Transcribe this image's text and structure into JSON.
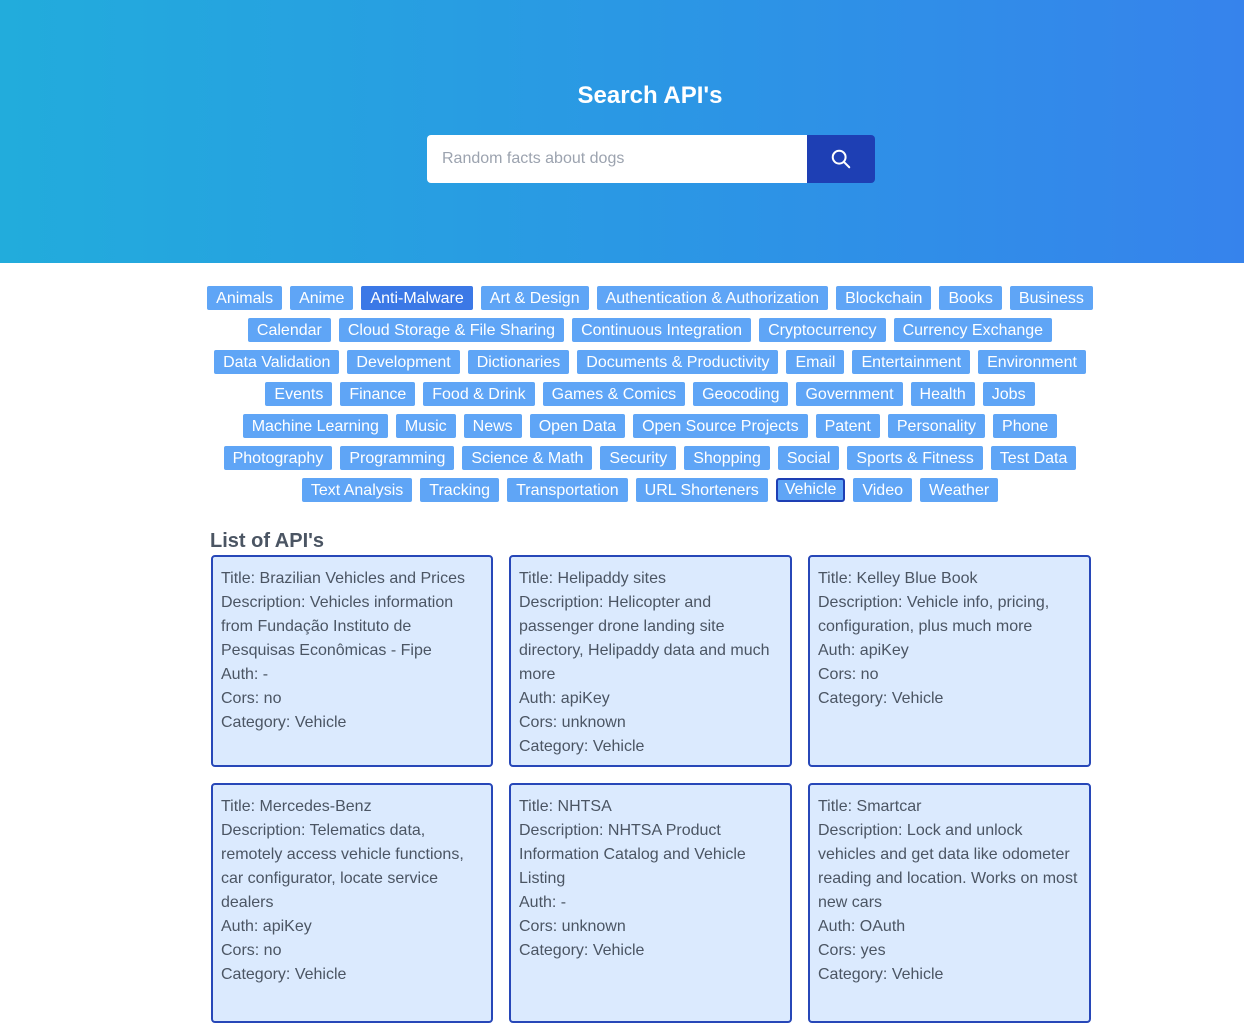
{
  "hero": {
    "title": "Search API's",
    "search_placeholder": "Random facts about dogs",
    "search_icon": "search-icon"
  },
  "categories": [
    {
      "label": "Animals"
    },
    {
      "label": "Anime"
    },
    {
      "label": "Anti-Malware",
      "active": true
    },
    {
      "label": "Art & Design"
    },
    {
      "label": "Authentication & Authorization"
    },
    {
      "label": "Blockchain"
    },
    {
      "label": "Books"
    },
    {
      "label": "Business"
    },
    {
      "label": "Calendar"
    },
    {
      "label": "Cloud Storage & File Sharing"
    },
    {
      "label": "Continuous Integration"
    },
    {
      "label": "Cryptocurrency"
    },
    {
      "label": "Currency Exchange"
    },
    {
      "label": "Data Validation"
    },
    {
      "label": "Development"
    },
    {
      "label": "Dictionaries"
    },
    {
      "label": "Documents & Productivity"
    },
    {
      "label": "Email"
    },
    {
      "label": "Entertainment"
    },
    {
      "label": "Environment"
    },
    {
      "label": "Events"
    },
    {
      "label": "Finance"
    },
    {
      "label": "Food & Drink"
    },
    {
      "label": "Games & Comics"
    },
    {
      "label": "Geocoding"
    },
    {
      "label": "Government"
    },
    {
      "label": "Health"
    },
    {
      "label": "Jobs"
    },
    {
      "label": "Machine Learning"
    },
    {
      "label": "Music"
    },
    {
      "label": "News"
    },
    {
      "label": "Open Data"
    },
    {
      "label": "Open Source Projects"
    },
    {
      "label": "Patent"
    },
    {
      "label": "Personality"
    },
    {
      "label": "Phone"
    },
    {
      "label": "Photography"
    },
    {
      "label": "Programming"
    },
    {
      "label": "Science & Math"
    },
    {
      "label": "Security"
    },
    {
      "label": "Shopping"
    },
    {
      "label": "Social"
    },
    {
      "label": "Sports & Fitness"
    },
    {
      "label": "Test Data"
    },
    {
      "label": "Text Analysis"
    },
    {
      "label": "Tracking"
    },
    {
      "label": "Transportation"
    },
    {
      "label": "URL Shorteners"
    },
    {
      "label": "Vehicle",
      "selected": true
    },
    {
      "label": "Video"
    },
    {
      "label": "Weather"
    }
  ],
  "list_title": "List of API's",
  "apis": [
    {
      "title": "Title: Brazilian Vehicles and Prices",
      "description": "Description: Vehicles information from Fundação Instituto de Pesquisas Econômicas - Fipe",
      "auth": "Auth: -",
      "cors": "Cors: no",
      "category": "Category: Vehicle"
    },
    {
      "title": "Title: Helipaddy sites",
      "description": "Description: Helicopter and passenger drone landing site directory, Helipaddy data and much more",
      "auth": "Auth: apiKey",
      "cors": "Cors: unknown",
      "category": "Category: Vehicle"
    },
    {
      "title": "Title: Kelley Blue Book",
      "description": "Description: Vehicle info, pricing, configuration, plus much more",
      "auth": "Auth: apiKey",
      "cors": "Cors: no",
      "category": "Category: Vehicle"
    },
    {
      "title": "Title: Mercedes-Benz",
      "description": "Description: Telematics data, remotely access vehicle functions, car configurator, locate service dealers",
      "auth": "Auth: apiKey",
      "cors": "Cors: no",
      "category": "Category: Vehicle"
    },
    {
      "title": "Title: NHTSA",
      "description": "Description: NHTSA Product Information Catalog and Vehicle Listing",
      "auth": "Auth: -",
      "cors": "Cors: unknown",
      "category": "Category: Vehicle"
    },
    {
      "title": "Title: Smartcar",
      "description": "Description: Lock and unlock vehicles and get data like odometer reading and location. Works on most new cars",
      "auth": "Auth: OAuth",
      "cors": "Cors: yes",
      "category": "Category: Vehicle"
    }
  ]
}
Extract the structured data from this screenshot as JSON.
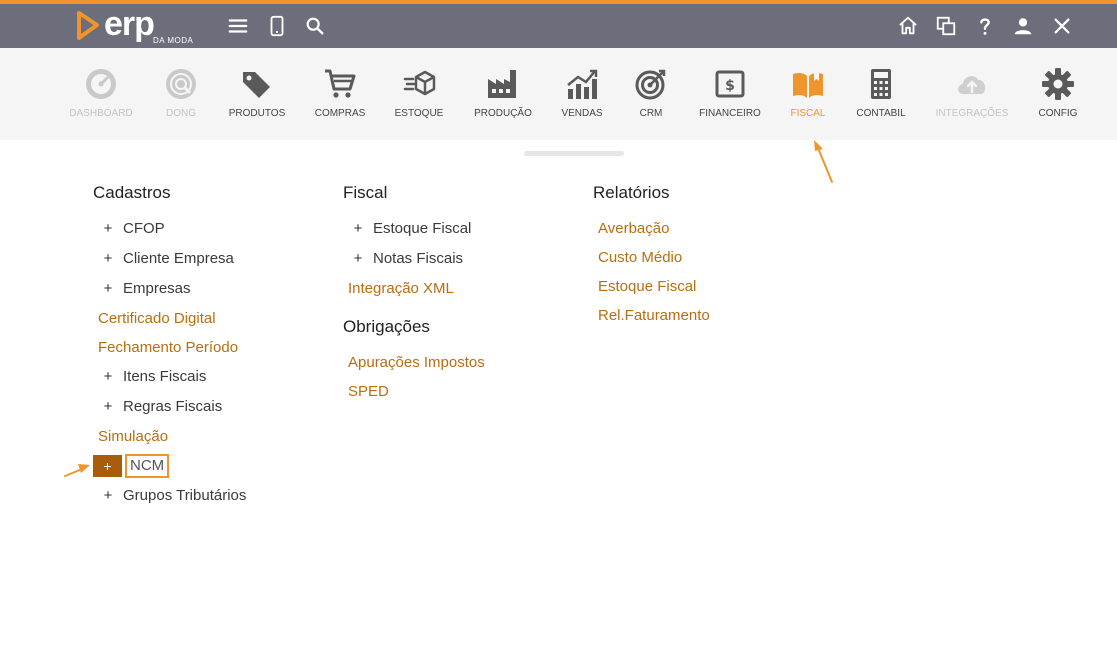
{
  "brand": {
    "name": "erp",
    "subtitle": "DA MODA",
    "accent": "#f0952c",
    "link_color": "#b86e12"
  },
  "topbar": {
    "left_icons": [
      "menu-icon",
      "mobile-icon",
      "search-icon"
    ],
    "right_icons": [
      "home-icon",
      "windows-icon",
      "help-icon",
      "user-icon",
      "close-icon"
    ]
  },
  "modules": [
    {
      "label": "DASHBOARD",
      "icon": "dashboard-icon",
      "state": "disabled"
    },
    {
      "label": "DONG",
      "icon": "dong-icon",
      "state": "disabled"
    },
    {
      "label": "PRODUTOS",
      "icon": "tags-icon",
      "state": "normal"
    },
    {
      "label": "COMPRAS",
      "icon": "cart-icon",
      "state": "normal"
    },
    {
      "label": "ESTOQUE",
      "icon": "box-icon",
      "state": "normal"
    },
    {
      "label": "PRODUÇÃO",
      "icon": "factory-icon",
      "state": "normal"
    },
    {
      "label": "VENDAS",
      "icon": "chart-icon",
      "state": "normal"
    },
    {
      "label": "CRM",
      "icon": "target-icon",
      "state": "normal"
    },
    {
      "label": "FINANCEIRO",
      "icon": "money-icon",
      "state": "normal"
    },
    {
      "label": "FISCAL",
      "icon": "book-icon",
      "state": "active"
    },
    {
      "label": "CONTABIL",
      "icon": "calculator-icon",
      "state": "normal"
    },
    {
      "label": "INTEGRAÇÕES",
      "icon": "cloud-upload-icon",
      "state": "disabled"
    },
    {
      "label": "CONFIG",
      "icon": "gear-icon",
      "state": "normal"
    }
  ],
  "menu": {
    "cadastros": {
      "title": "Cadastros",
      "items": [
        {
          "label": "CFOP",
          "expandable": true
        },
        {
          "label": "Cliente Empresa",
          "expandable": true
        },
        {
          "label": "Empresas",
          "expandable": true
        },
        {
          "label": "Certificado Digital",
          "expandable": false
        },
        {
          "label": "Fechamento Período",
          "expandable": false
        },
        {
          "label": "Itens Fiscais",
          "expandable": true
        },
        {
          "label": "Regras Fiscais",
          "expandable": true
        },
        {
          "label": "Simulação",
          "expandable": false
        },
        {
          "label": "NCM",
          "expandable": true,
          "highlighted": true
        },
        {
          "label": "Grupos Tributários",
          "expandable": true
        }
      ]
    },
    "fiscal": {
      "title": "Fiscal",
      "items": [
        {
          "label": "Estoque Fiscal",
          "expandable": true
        },
        {
          "label": "Notas Fiscais",
          "expandable": true
        },
        {
          "label": "Integração XML",
          "expandable": false
        }
      ]
    },
    "obrigacoes": {
      "title": "Obrigações",
      "items": [
        {
          "label": "Apurações Impostos",
          "expandable": false
        },
        {
          "label": "SPED",
          "expandable": false
        }
      ]
    },
    "relatorios": {
      "title": "Relatórios",
      "items": [
        {
          "label": "Averbação",
          "expandable": false
        },
        {
          "label": "Custo Médio",
          "expandable": false
        },
        {
          "label": "Estoque Fiscal",
          "expandable": false
        },
        {
          "label": "Rel.Faturamento",
          "expandable": false
        }
      ]
    }
  },
  "plus_symbol": "+"
}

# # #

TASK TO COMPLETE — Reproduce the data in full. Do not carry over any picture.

RESPONSE —
Transcribe this image's text and structure into JSON.
{
  "hero": {
    "title": "Search API's",
    "search_placeholder": "Random facts about dogs",
    "search_icon": "search-icon"
  },
  "categories": [
    {
      "label": "Animals"
    },
    {
      "label": "Anime"
    },
    {
      "label": "Anti-Malware",
      "active": true
    },
    {
      "label": "Art & Design"
    },
    {
      "label": "Authentication & Authorization"
    },
    {
      "label": "Blockchain"
    },
    {
      "label": "Books"
    },
    {
      "label": "Business"
    },
    {
      "label": "Calendar"
    },
    {
      "label": "Cloud Storage & File Sharing"
    },
    {
      "label": "Continuous Integration"
    },
    {
      "label": "Cryptocurrency"
    },
    {
      "label": "Currency Exchange"
    },
    {
      "label": "Data Validation"
    },
    {
      "label": "Development"
    },
    {
      "label": "Dictionaries"
    },
    {
      "label": "Documents & Productivity"
    },
    {
      "label": "Email"
    },
    {
      "label": "Entertainment"
    },
    {
      "label": "Environment"
    },
    {
      "label": "Events"
    },
    {
      "label": "Finance"
    },
    {
      "label": "Food & Drink"
    },
    {
      "label": "Games & Comics"
    },
    {
      "label": "Geocoding"
    },
    {
      "label": "Government"
    },
    {
      "label": "Health"
    },
    {
      "label": "Jobs"
    },
    {
      "label": "Machine Learning"
    },
    {
      "label": "Music"
    },
    {
      "label": "News"
    },
    {
      "label": "Open Data"
    },
    {
      "label": "Open Source Projects"
    },
    {
      "label": "Patent"
    },
    {
      "label": "Personality"
    },
    {
      "label": "Phone"
    },
    {
      "label": "Photography"
    },
    {
      "label": "Programming"
    },
    {
      "label": "Science & Math"
    },
    {
      "label": "Security"
    },
    {
      "label": "Shopping"
    },
    {
      "label": "Social"
    },
    {
      "label": "Sports & Fitness"
    },
    {
      "label": "Test Data"
    },
    {
      "label": "Text Analysis"
    },
    {
      "label": "Tracking"
    },
    {
      "label": "Transportation"
    },
    {
      "label": "URL Shorteners"
    },
    {
      "label": "Vehicle",
      "selected": true
    },
    {
      "label": "Video"
    },
    {
      "label": "Weather"
    }
  ],
  "list_title": "List of API's",
  "apis": [
    {
      "title": "Title: Brazilian Vehicles and Prices",
      "description": "Description: Vehicles information from Fundação Instituto de Pesquisas Econômicas - Fipe",
      "auth": "Auth: -",
      "cors": "Cors: no",
      "category": "Category: Vehicle"
    },
    {
      "title": "Title: Helipaddy sites",
      "description": "Description: Helicopter and passenger drone landing site directory, Helipaddy data and much more",
      "auth": "Auth: apiKey",
      "cors": "Cors: unknown",
      "category": "Category: Vehicle"
    },
    {
      "title": "Title: Kelley Blue Book",
      "description": "Description: Vehicle info, pricing, configuration, plus much more",
      "auth": "Auth: apiKey",
      "cors": "Cors: no",
      "category": "Category: Vehicle"
    },
    {
      "title": "Title: Mercedes-Benz",
      "description": "Description: Telematics data, remotely access vehicle functions, car configurator, locate service dealers",
      "auth": "Auth: apiKey",
      "cors": "Cors: no",
      "category": "Category: Vehicle"
    },
    {
      "title": "Title: NHTSA",
      "description": "Description: NHTSA Product Information Catalog and Vehicle Listing",
      "auth": "Auth: -",
      "cors": "Cors: unknown",
      "category": "Category: Vehicle"
    },
    {
      "title": "Title: Smartcar",
      "description": "Description: Lock and unlock vehicles and get data like odometer reading and location. Works on most new cars",
      "auth": "Auth: OAuth",
      "cors": "Cors: yes",
      "category": "Category: Vehicle"
    }
  ]
}
Extract the structured data from this screenshot as JSON.
{
  "brand": {
    "name": "erp",
    "subtitle": "DA MODA",
    "accent": "#f0952c",
    "link_color": "#b86e12"
  },
  "topbar": {
    "left_icons": [
      "menu-icon",
      "mobile-icon",
      "search-icon"
    ],
    "right_icons": [
      "home-icon",
      "windows-icon",
      "help-icon",
      "user-icon",
      "close-icon"
    ]
  },
  "modules": [
    {
      "label": "DASHBOARD",
      "icon": "dashboard-icon",
      "state": "disabled"
    },
    {
      "label": "DONG",
      "icon": "dong-icon",
      "state": "disabled"
    },
    {
      "label": "PRODUTOS",
      "icon": "tags-icon",
      "state": "normal"
    },
    {
      "label": "COMPRAS",
      "icon": "cart-icon",
      "state": "normal"
    },
    {
      "label": "ESTOQUE",
      "icon": "box-icon",
      "state": "normal"
    },
    {
      "label": "PRODUÇÃO",
      "icon": "factory-icon",
      "state": "normal"
    },
    {
      "label": "VENDAS",
      "icon": "chart-icon",
      "state": "normal"
    },
    {
      "label": "CRM",
      "icon": "target-icon",
      "state": "normal"
    },
    {
      "label": "FINANCEIRO",
      "icon": "money-icon",
      "state": "normal"
    },
    {
      "label": "FISCAL",
      "icon": "book-icon",
      "state": "active"
    },
    {
      "label": "CONTABIL",
      "icon": "calculator-icon",
      "state": "normal"
    },
    {
      "label": "INTEGRAÇÕES",
      "icon": "cloud-upload-icon",
      "state": "disabled"
    },
    {
      "label": "CONFIG",
      "icon": "gear-icon",
      "state": "normal"
    }
  ],
  "menu": {
    "cadastros": {
      "title": "Cadastros",
      "items": [
        {
          "label": "CFOP",
          "expandable": true
        },
        {
          "label": "Cliente Empresa",
          "expandable": true
        },
        {
          "label": "Empresas",
          "expandable": true
        },
        {
          "label": "Certificado Digital",
          "expandable": false
        },
        {
          "label": "Fechamento Período",
          "expandable": false
        },
        {
          "label": "Itens Fiscais",
          "expandable": true
        },
        {
          "label": "Regras Fiscais",
          "expandable": true
        },
        {
          "label": "Simulação",
          "expandable": false
        },
        {
          "label": "NCM",
          "expandable": true,
          "highlighted": true
        },
        {
          "label": "Grupos Tributários",
          "expandable": true
        }
      ]
    },
    "fiscal": {
      "title": "Fiscal",
      "items": [
        {
          "label": "Estoque Fiscal",
          "expandable": true
        },
        {
          "label": "Notas Fiscais",
          "expandable": true
        },
        {
          "label": "Integração XML",
          "expandable": false
        }
      ]
    },
    "obrigacoes": {
      "title": "Obrigações",
      "items": [
        {
          "label": "Apurações Impostos",
          "expandable": false
        },
        {
          "label": "SPED",
          "expandable": false
        }
      ]
    },
    "relatorios": {
      "title": "Relatórios",
      "items": [
        {
          "label": "Averbação",
          "expandable": false
        },
        {
          "label": "Custo Médio",
          "expandable": false
        },
        {
          "label": "Estoque Fiscal",
          "expandable": false
        },
        {
          "label": "Rel.Faturamento",
          "expandable": false
        }
      ]
    }
  },
  "plus_symbol": "+"
}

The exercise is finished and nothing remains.